INSTRUCTIONS FOR THE TASK:
Copy every entry verbatim and skip the pictures.

------------------------------------------------------------------------

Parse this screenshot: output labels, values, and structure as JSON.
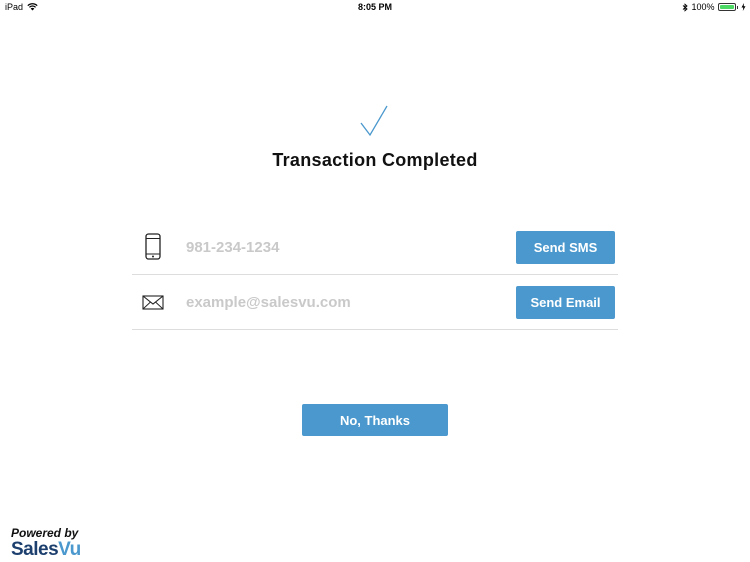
{
  "status_bar": {
    "device": "iPad",
    "time": "8:05 PM",
    "battery": "100%",
    "battery_level": 1.0,
    "icons": [
      "wifi-icon",
      "bluetooth-icon",
      "battery-icon",
      "charging-icon"
    ]
  },
  "main": {
    "title": "Transaction Completed",
    "check_icon": "checkmark-icon",
    "accent_color": "#4a98cd"
  },
  "sms": {
    "icon": "phone-icon",
    "placeholder": "981-234-1234",
    "value": "",
    "button_label": "Send SMS"
  },
  "email": {
    "icon": "envelope-icon",
    "placeholder": "example@salesvu.com",
    "value": "",
    "button_label": "Send Email"
  },
  "dismiss": {
    "label": "No, Thanks"
  },
  "footer": {
    "powered_by": "Powered by",
    "brand_part1": "Sales",
    "brand_part2": "Vu",
    "brand_color_dark": "#1c3f6e",
    "brand_color_light": "#4a98cd"
  }
}
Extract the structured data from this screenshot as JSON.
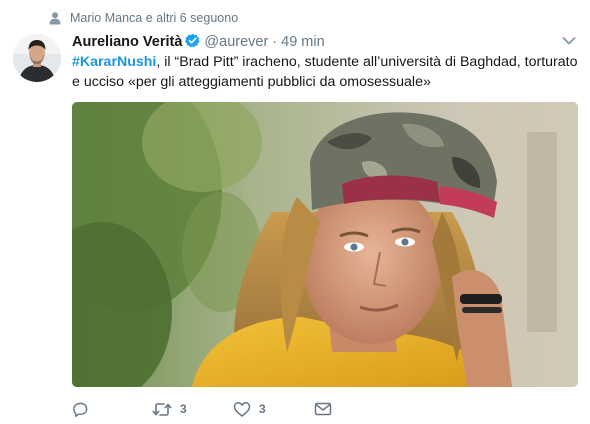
{
  "context": {
    "icon": "person-icon",
    "text": "Mario Manca e altri 6 seguono"
  },
  "author": {
    "fullname": "Aureliano Verità",
    "handle": "@aurever",
    "separator": "·",
    "time": "49 min",
    "verified": true
  },
  "tweet": {
    "hashtag": "#KararNushi",
    "body": ", il “Brad Pitt” iracheno, studente all’università di Baghdad, torturato e ucciso «per gli atteggiamenti pubblici da omosessuale»"
  },
  "actions": {
    "reply": {
      "icon": "reply-icon",
      "count": ""
    },
    "retweet": {
      "icon": "retweet-icon",
      "count": "3"
    },
    "like": {
      "icon": "heart-icon",
      "count": "3"
    },
    "dm": {
      "icon": "envelope-icon",
      "count": ""
    }
  },
  "colors": {
    "link": "#1b95e0",
    "muted": "#657786",
    "text": "#14171a",
    "verified": "#1da1f2"
  }
}
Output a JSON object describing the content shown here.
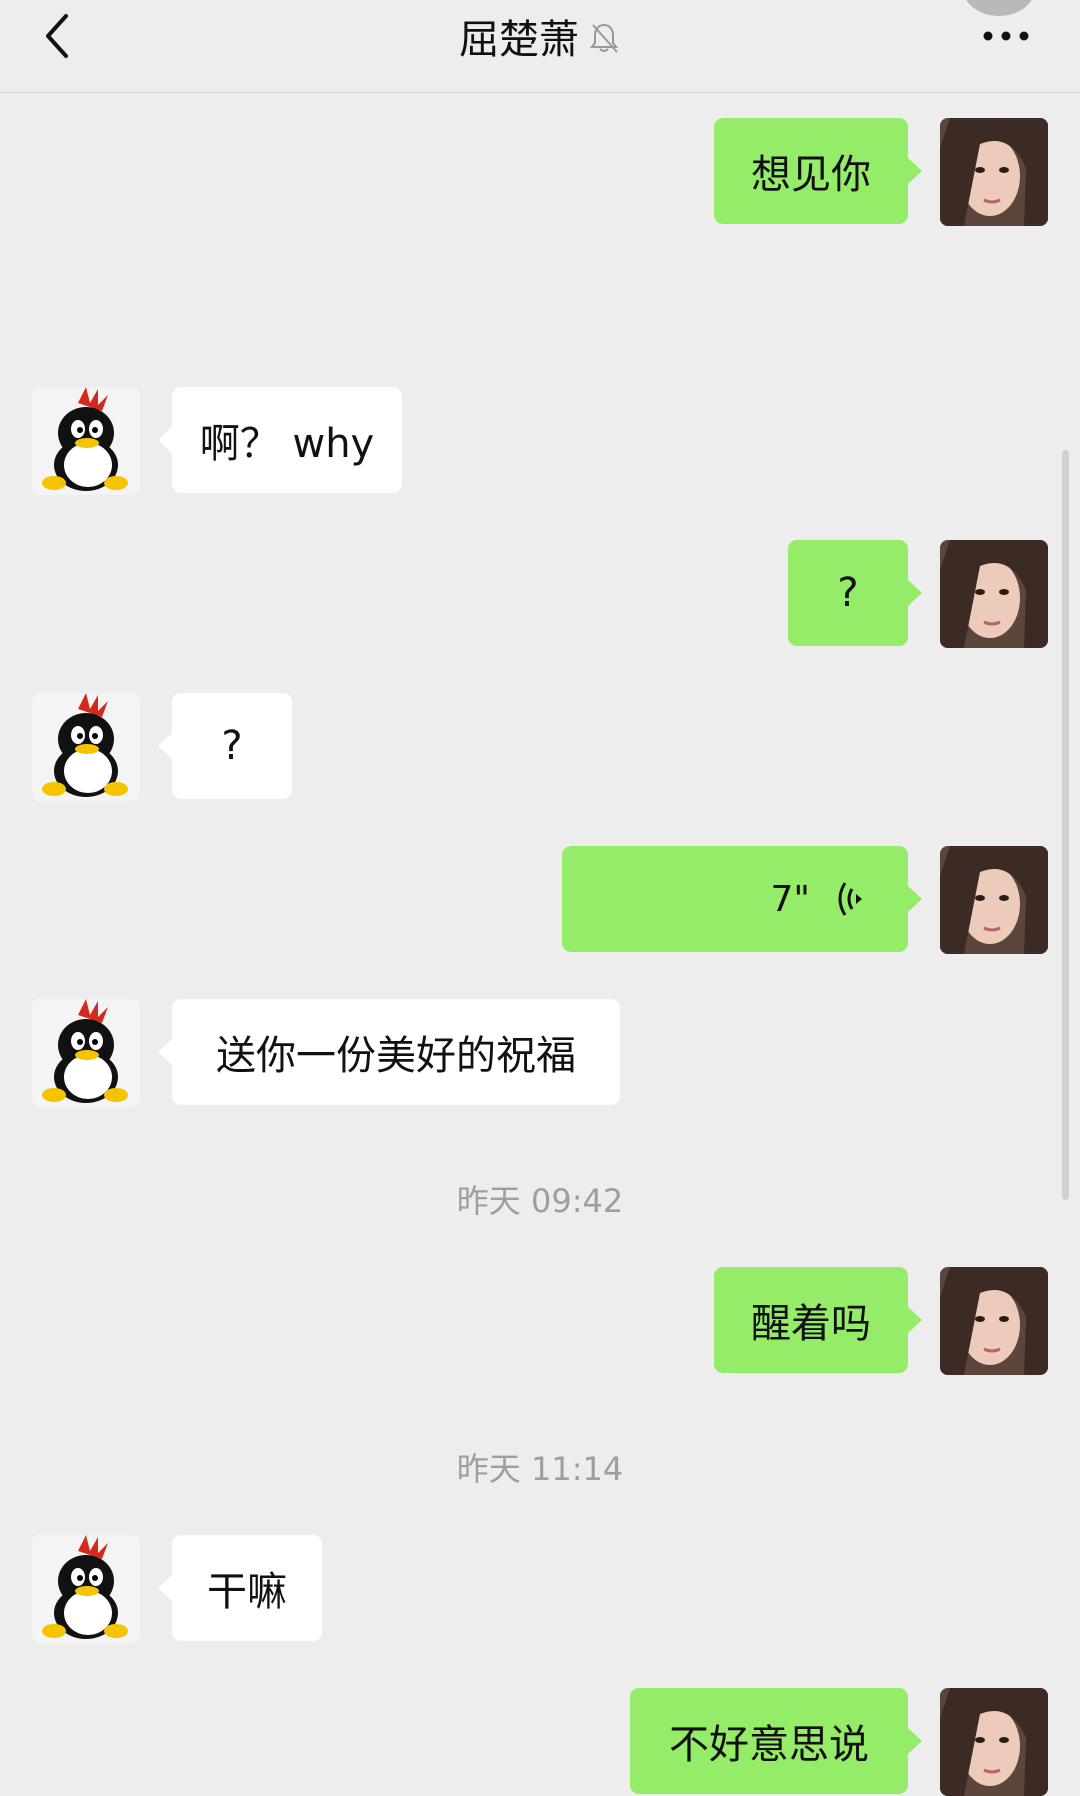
{
  "header": {
    "title": "屈楚萧",
    "back_icon": "chevron-left-icon",
    "mute_icon": "bell-muted-icon",
    "more_icon": "more-horizontal-icon"
  },
  "messages": [
    {
      "side": "right",
      "text": "想见你"
    },
    {
      "side": "left",
      "text": "啊？ why"
    },
    {
      "side": "right",
      "text": "?"
    },
    {
      "side": "left",
      "text": "?"
    },
    {
      "side": "right",
      "type": "voice",
      "duration": "7\""
    },
    {
      "side": "left",
      "text": "送你一份美好的祝福"
    },
    {
      "type": "time",
      "text": "昨天 09:42"
    },
    {
      "side": "right",
      "text": "醒着吗"
    },
    {
      "type": "time",
      "text": "昨天 11:14"
    },
    {
      "side": "left",
      "text": "干嘛"
    },
    {
      "side": "right",
      "text": "不好意思说"
    }
  ],
  "colors": {
    "background": "#ededed",
    "sent_bubble": "#95ec69",
    "received_bubble": "#ffffff",
    "timestamp": "#9e9e9e"
  }
}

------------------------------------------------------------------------

ANSWER SPACE:
Parse this screenshot: output labels, values, and structure as JSON.
{
  "status_bar": {
    "device": "iPad",
    "time": "8:05 PM",
    "battery": "100%",
    "battery_level": 1.0,
    "icons": [
      "wifi-icon",
      "bluetooth-icon",
      "battery-icon",
      "charging-icon"
    ]
  },
  "main": {
    "title": "Transaction Completed",
    "check_icon": "checkmark-icon",
    "accent_color": "#4a98cd"
  },
  "sms": {
    "icon": "phone-icon",
    "placeholder": "981-234-1234",
    "value": "",
    "button_label": "Send SMS"
  },
  "email": {
    "icon": "envelope-icon",
    "placeholder": "example@salesvu.com",
    "value": "",
    "button_label": "Send Email"
  },
  "dismiss": {
    "label": "No, Thanks"
  },
  "footer": {
    "powered_by": "Powered by",
    "brand_part1": "Sales",
    "brand_part2": "Vu",
    "brand_color_dark": "#1c3f6e",
    "brand_color_light": "#4a98cd"
  }
}
Extract the structured data from this screenshot as JSON.
{
  "context": {
    "icon": "person-icon",
    "text": "Mario Manca e altri 6 seguono"
  },
  "author": {
    "fullname": "Aureliano Verità",
    "handle": "@aurever",
    "separator": "·",
    "time": "49 min",
    "verified": true
  },
  "tweet": {
    "hashtag": "#KararNushi",
    "body": ", il “Brad Pitt” iracheno, studente all’università di Baghdad, torturato e ucciso «per gli atteggiamenti pubblici da omosessuale»"
  },
  "actions": {
    "reply": {
      "icon": "reply-icon",
      "count": ""
    },
    "retweet": {
      "icon": "retweet-icon",
      "count": "3"
    },
    "like": {
      "icon": "heart-icon",
      "count": "3"
    },
    "dm": {
      "icon": "envelope-icon",
      "count": ""
    }
  },
  "colors": {
    "link": "#1b95e0",
    "muted": "#657786",
    "text": "#14171a",
    "verified": "#1da1f2"
  }
}
Output a JSON object describing the content shown here.
{
  "header": {
    "title": "屈楚萧",
    "back_icon": "chevron-left-icon",
    "mute_icon": "bell-muted-icon",
    "more_icon": "more-horizontal-icon"
  },
  "messages": [
    {
      "side": "right",
      "text": "想见你"
    },
    {
      "side": "left",
      "text": "啊？ why"
    },
    {
      "side": "right",
      "text": "?"
    },
    {
      "side": "left",
      "text": "?"
    },
    {
      "side": "right",
      "type": "voice",
      "duration": "7\""
    },
    {
      "side": "left",
      "text": "送你一份美好的祝福"
    },
    {
      "type": "time",
      "text": "昨天 09:42"
    },
    {
      "side": "right",
      "text": "醒着吗"
    },
    {
      "type": "time",
      "text": "昨天 11:14"
    },
    {
      "side": "left",
      "text": "干嘛"
    },
    {
      "side": "right",
      "text": "不好意思说"
    }
  ],
  "colors": {
    "background": "#ededed",
    "sent_bubble": "#95ec69",
    "received_bubble": "#ffffff",
    "timestamp": "#9e9e9e"
  }
}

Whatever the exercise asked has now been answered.